“Larry Spencer is a remarkable person on several counts. To those of us on the lower rungs of society, he made it from the hood to flag officer in the U.S. Air Force (USAF). To those in the USAF he made it to four-star generalship not by being a fighter pilot (the regular route), or even by being a pilot (my Lord!)—but by being a financial analyst (What?). To most of us he is what we all work to be—honest, hard-working, intelligent, and knowing full well he got where he did with the help of others. A humble, intelligent, dutiful person not likely to be heard of by most of the population—unlike too many of those over-the-top reality show characters with their broken personalities which are entertaining if you are not having to live or work with them. It is a real person like General Larry Spencer (USAF, Ret.), who should be lauded and emulated and this autobiography is an excellent, as well as enjoyable, way to make a better life through clear thinking, family, and wise people who freely give their time.” —Travel for Aircraft
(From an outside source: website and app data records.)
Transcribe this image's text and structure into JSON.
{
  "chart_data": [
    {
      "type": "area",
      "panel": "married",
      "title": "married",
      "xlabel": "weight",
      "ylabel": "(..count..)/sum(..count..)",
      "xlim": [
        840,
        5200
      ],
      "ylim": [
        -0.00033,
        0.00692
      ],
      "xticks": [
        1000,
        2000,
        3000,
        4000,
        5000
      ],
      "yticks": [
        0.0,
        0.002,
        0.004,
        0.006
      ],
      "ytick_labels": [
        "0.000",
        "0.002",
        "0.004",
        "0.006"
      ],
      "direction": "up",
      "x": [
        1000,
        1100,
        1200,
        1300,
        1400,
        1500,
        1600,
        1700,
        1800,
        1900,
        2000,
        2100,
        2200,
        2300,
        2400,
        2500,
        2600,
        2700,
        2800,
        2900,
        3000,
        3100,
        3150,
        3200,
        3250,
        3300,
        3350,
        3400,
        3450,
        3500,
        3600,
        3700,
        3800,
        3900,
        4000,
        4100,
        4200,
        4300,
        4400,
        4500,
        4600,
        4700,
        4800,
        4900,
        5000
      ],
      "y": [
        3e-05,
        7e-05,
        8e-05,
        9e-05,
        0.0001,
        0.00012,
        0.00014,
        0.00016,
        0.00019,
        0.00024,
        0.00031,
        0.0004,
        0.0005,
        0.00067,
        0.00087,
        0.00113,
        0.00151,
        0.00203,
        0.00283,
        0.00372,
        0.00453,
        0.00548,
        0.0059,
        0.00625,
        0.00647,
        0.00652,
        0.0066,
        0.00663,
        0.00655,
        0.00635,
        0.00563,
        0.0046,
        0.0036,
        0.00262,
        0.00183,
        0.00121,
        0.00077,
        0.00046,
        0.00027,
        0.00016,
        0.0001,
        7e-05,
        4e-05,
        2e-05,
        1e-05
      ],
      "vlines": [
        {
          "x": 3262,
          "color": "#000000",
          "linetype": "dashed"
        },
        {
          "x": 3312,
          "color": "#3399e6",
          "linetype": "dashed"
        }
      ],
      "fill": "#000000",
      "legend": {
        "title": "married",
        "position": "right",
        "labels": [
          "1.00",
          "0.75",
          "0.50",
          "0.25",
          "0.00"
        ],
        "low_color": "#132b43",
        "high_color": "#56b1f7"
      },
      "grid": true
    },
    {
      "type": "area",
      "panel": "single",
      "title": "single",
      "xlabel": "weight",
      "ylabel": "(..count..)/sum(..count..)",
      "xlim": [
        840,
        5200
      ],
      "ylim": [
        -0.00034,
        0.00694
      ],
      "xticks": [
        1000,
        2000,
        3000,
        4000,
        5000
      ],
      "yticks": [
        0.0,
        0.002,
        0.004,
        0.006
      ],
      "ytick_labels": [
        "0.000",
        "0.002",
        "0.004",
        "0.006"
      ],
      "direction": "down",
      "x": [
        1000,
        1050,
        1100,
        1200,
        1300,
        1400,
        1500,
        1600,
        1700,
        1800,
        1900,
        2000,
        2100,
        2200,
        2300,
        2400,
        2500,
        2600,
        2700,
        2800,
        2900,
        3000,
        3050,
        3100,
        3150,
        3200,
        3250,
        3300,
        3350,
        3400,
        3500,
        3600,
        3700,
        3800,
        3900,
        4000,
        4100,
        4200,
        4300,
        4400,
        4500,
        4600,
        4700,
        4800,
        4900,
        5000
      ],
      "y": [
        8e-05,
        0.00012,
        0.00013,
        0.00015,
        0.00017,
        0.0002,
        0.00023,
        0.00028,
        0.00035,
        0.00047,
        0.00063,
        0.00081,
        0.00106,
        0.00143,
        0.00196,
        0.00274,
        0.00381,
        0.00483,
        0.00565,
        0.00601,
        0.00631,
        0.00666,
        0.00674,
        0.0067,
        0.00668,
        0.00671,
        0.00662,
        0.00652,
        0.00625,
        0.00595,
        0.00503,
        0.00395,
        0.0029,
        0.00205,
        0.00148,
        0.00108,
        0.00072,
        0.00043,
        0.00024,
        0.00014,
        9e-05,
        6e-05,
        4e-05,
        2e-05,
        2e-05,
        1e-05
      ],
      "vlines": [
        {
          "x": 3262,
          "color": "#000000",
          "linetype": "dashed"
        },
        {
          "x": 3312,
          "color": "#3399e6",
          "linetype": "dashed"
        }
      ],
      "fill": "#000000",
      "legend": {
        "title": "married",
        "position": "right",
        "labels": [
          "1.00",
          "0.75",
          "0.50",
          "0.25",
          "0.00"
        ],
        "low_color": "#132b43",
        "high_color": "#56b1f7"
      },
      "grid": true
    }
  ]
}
“Larry Spencer’s Dark Horse: General Larry O. Spencer and His Journey from the Horseshoe to the Pentagon is aptly named. A dark horse is a little-known person who succeeds in an unlikely situation…. Although Spencer sees himself as a dark horse, I see him as a workhorse, a hard-working man with a very supportive wife and family. Reading Spencer recounting the backstories of his life was enjoyable and inspiring. While he knows he worked hard to reach a high level of success, he gives much credit to his family and to military support personnel, mentors, and the Air Force itself. I highly recommend Dark Horse.” —The VVA Veteran
“General Spencer’s autobiography is a work that is simultaneously a very readable history of one man and his times, a portrayal of personal and professional triumph despite inauspicious beginnings, a window into the non-flying but vital supporting infrastructure of the Air Force, and a treatise on effective leadership. Despite achieving that rarest of achievements, four-star rank, Spencer seems a humble man, not corrupted by the trappings of power. The book is end-noted, has a bibliography, includes several photographs, and is highly recommended.” —The Journal of America’s Military Past
“The book is an unusual biography of a person who managed from very humble and disadvantaged origins up to the role of Deputy Chief of Staff of the USAF, investing in values such as kindness, which appears visible throughout the book, the family, which supports him through his beloved wife Ora and children, the intelligence and competence that have earned him all that he has deserved. And all this against an environment that has certainly evolved but which initially had enormous disadvantages. A parable of life that can teach a lot to many.” —On the Old Barbed Wire
“Spencer’s candor about bigotry is commendable and noteworthy.” —National Defense University Foundation